Care plans are drawn up by a qualified nurse with care staff, the patient’s family and most importantly the patient, where they are able to engage in that process.
Our care staff are empowered to escalate when there is a sudden change in one of those pre-determined soft sign indicators. They alert one of our registered nurses, who will then review the patient and liaise with primary care or the relevant hospital team as needed.
The care plan ensures communication but not necessarily diagnostic intervention. Our soft signs system means that our care staff are more tuned into changes, which are often subtle. It also takes away the need for care staff to have to make a judgement about whether that change is serious enough to require medical attention, whether that be from a nurse, GP or a stay in hospital. This has reduced the human factors impact on the care process; the fear of concerns being considered too minor or irrelevant stopping carers from speaking up. Now all healthcare staff need to do is to follow the care plan.
This has led to early interventions. Since our system was first implemented we have avoided around 35 hospital admissions as a result of the use of early indicator soft signs.
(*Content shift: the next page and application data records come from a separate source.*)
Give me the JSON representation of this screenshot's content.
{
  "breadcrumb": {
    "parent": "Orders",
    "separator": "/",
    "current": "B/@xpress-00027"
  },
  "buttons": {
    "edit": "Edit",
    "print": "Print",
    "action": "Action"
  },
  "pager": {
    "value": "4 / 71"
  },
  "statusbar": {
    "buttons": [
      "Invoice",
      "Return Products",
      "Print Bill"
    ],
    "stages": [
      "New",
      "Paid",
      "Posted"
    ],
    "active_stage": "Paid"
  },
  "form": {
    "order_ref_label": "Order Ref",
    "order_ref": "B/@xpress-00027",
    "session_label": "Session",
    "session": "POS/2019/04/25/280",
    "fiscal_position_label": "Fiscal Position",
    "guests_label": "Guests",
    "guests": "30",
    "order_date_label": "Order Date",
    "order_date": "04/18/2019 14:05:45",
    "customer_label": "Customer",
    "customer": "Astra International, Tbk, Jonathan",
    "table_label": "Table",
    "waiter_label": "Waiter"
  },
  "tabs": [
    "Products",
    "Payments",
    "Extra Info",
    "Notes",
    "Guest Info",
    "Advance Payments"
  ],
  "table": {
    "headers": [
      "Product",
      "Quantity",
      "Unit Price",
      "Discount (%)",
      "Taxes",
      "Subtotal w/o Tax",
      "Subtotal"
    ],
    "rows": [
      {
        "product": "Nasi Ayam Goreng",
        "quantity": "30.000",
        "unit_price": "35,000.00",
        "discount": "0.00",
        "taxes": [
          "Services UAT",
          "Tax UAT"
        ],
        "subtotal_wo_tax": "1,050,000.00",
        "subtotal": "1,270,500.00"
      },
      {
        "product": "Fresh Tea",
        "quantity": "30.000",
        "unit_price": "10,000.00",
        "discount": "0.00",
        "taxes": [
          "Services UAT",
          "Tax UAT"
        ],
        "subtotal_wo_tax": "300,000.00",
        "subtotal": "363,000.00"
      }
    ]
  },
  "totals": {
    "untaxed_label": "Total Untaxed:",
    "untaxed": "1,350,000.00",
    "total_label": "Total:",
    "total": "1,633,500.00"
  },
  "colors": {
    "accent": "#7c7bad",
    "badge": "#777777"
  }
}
However, we are on a journey with this. The soft signs system gives us a solid structure and framework for spotting the early signs of deterioration for people who we care for in their own homes. We need to continue getting better at communicating with the wider care team, be that GPs, paramedics or hospital teams. This means working with these colleagues to encourage the use of soft signs and to engage in conversations when people raise concerns based on changes to a person’s soft signs.
This article was first published in the University of Bristol LeDeR Learning into Action Bulletin